This year is the year of redemption. These women don’t know how to do anything small. Instead of the traditional aluminum, the team is aiming to bring home the sparkling championship trophy from Pittsburg when they push their way into the winner’s circle.
But it is so much bigger than this team, these ladies. It’s about pushing forward for equal treatment. It’s about inspiring the girls of tomorrow, and letting them know they can play with (and often better than) the boys. That donning that rocking hot jersey and throwing that perfect spiral is as much a naturally instinctive possibility as perfecting a pirouette in that little pink tutu.
Reminding girls and young women everywhere, once again, that they are not second class citizens – that they aren’t relegated to dance and pompoms unless they really want to be. That they can muddy up and still be a real girl – that they have the CHOICE to date the head cheerleader instead of having to be the head cheerleader. They can take a hit, they can be strong and FORCEful AND beautiful.
The Chicago Force Women’s Football team is more than chicks in uniforms hitting hard and winning big. They are walking, talking, running, diving, tackling, weaving, accomplished, dedicated, empowered women who remind the little jock inside each of us that if we dare to want it – we can actually have it. They tell us each and every time they charge the field and face the end zone that we can hold our own, on the field and off.
July 21, 2012 7:00 PM
The Force vs. Boston Militia
LAZIER FIELD at Evanston Township HS
2285 Church Street (on the north side of Church, one block west of Dodge)
Evanston, IL 60201
Purchase tickets here
For more info visit ChicagoForceFootball.com
*corrections were made to this article post publishing to reflect a more accurate depiction of the history of the team. Thanks for your support!
About Leah Schein
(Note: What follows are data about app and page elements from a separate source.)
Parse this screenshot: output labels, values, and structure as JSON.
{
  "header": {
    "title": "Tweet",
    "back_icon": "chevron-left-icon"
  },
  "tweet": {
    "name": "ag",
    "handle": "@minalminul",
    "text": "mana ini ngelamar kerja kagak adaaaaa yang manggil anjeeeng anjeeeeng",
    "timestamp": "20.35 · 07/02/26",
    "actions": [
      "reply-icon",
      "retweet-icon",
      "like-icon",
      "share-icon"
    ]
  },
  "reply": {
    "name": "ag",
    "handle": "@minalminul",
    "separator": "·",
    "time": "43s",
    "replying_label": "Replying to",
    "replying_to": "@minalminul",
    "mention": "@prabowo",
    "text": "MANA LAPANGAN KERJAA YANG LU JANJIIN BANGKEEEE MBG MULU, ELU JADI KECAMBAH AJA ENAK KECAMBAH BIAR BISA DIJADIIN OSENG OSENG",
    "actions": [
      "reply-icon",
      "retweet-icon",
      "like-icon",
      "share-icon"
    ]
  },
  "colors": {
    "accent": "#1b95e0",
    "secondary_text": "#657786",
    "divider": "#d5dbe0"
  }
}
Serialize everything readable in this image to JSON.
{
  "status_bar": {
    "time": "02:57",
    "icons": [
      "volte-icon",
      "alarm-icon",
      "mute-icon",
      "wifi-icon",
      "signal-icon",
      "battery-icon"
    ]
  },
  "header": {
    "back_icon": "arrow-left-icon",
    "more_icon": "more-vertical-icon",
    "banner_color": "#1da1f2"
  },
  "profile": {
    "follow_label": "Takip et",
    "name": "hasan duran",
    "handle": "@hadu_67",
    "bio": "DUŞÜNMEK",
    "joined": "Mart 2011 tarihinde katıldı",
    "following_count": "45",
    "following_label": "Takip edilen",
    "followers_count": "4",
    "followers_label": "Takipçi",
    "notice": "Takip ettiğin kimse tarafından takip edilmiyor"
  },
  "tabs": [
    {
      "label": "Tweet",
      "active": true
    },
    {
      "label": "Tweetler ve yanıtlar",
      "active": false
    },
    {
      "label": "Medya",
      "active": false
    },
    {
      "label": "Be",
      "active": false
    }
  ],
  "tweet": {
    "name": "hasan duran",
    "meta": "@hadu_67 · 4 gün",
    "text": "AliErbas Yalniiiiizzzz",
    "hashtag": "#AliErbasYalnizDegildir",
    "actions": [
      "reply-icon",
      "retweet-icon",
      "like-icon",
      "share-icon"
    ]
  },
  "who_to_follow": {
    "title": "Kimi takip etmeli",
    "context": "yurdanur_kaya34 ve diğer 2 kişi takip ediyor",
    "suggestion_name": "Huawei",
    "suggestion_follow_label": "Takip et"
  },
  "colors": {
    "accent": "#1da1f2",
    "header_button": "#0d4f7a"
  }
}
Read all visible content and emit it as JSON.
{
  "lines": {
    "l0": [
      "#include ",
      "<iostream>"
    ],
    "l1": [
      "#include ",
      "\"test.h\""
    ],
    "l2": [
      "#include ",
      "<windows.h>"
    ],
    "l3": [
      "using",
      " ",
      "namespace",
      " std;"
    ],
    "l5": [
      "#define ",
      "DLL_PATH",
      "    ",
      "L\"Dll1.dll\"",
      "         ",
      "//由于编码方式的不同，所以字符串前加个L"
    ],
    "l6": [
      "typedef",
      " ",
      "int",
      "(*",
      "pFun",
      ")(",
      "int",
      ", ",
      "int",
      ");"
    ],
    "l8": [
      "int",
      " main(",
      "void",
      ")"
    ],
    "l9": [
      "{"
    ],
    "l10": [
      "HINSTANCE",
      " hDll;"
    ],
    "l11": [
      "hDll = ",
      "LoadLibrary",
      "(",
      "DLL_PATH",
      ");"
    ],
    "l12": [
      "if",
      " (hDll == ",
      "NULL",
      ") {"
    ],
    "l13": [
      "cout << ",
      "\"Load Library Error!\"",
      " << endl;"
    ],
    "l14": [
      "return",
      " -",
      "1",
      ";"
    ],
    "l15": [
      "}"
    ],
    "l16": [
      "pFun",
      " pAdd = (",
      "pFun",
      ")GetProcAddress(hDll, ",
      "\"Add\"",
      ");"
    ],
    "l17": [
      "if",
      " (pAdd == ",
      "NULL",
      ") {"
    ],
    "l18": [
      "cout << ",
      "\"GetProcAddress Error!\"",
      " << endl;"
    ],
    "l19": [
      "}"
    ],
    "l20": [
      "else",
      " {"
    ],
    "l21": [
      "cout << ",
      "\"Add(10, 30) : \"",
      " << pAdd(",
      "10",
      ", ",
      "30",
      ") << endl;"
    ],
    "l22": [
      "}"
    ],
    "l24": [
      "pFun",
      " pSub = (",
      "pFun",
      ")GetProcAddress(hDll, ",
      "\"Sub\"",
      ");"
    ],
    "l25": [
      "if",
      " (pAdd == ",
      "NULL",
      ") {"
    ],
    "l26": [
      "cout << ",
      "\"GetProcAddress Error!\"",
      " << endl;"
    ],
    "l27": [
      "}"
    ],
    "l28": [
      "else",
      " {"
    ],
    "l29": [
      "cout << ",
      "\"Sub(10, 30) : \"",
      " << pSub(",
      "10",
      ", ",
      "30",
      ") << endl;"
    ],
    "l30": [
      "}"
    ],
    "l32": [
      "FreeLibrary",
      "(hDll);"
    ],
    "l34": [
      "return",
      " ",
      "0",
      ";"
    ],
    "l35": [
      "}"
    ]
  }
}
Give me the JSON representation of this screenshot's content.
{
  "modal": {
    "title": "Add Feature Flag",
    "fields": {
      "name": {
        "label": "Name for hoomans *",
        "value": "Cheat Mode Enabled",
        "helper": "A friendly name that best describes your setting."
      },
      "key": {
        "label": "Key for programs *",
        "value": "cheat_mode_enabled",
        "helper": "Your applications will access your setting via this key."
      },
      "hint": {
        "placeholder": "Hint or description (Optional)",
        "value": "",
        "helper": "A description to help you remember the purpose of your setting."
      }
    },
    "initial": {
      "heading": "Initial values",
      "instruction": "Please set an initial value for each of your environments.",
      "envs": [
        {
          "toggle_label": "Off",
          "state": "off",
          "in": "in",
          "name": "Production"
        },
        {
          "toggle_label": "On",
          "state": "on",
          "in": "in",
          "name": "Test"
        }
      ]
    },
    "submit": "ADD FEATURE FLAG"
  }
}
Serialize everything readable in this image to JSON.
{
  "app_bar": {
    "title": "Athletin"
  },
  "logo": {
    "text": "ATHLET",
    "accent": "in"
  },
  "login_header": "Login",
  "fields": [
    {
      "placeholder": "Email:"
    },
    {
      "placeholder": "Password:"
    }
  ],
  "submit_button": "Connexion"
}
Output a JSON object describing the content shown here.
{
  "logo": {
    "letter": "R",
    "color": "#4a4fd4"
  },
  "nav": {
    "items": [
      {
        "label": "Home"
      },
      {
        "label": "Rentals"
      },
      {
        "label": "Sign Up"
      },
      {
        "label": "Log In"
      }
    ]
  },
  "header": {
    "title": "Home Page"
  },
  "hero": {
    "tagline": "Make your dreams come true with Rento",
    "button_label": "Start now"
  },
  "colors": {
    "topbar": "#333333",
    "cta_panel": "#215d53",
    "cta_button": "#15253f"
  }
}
Leah is a born and bred Chicagoan, and considers herself extremely fortunate to be raised by amazing liberal parents in Logan Square. Coming from a long family history of equality activism, the crazy world of politics feels like home to her. Her upbringing allowed her to fully appreciate her love of tacos, and provided the support needed to be independent and insane. She is a happy survivor of the public school system, all the way through her undergrad years, culminating with a BA in anthropology. Her love of travel and all things adventurous led to the pursuit of a Master of Science from sunny ol’ England, where she happily grasped a conservation degree and ran off to live in a number of rain forests to research nocturnal primates. Through the amazing diversity she was fortunate to be raised amongst, she has an unwavering appreciation of all cultures and peoples, and has used this to form the foundation of her outspoken support of civil rights. You may have seen her running around Boystown/Tuna town over the last decade, or at events she volunteers at for the Human Rights Campaign. It’s possible you spied her at the Silent Film Festival. That strange woman getting into a wrestling match in the leaves on Foster Ave beach at 3am…that definitely wasn’t her. She couldn’t be more excited about sharing her love of science, and it’s role in our daily lives, with the community she loves. Nerds are cool, people. They drink martini’s too.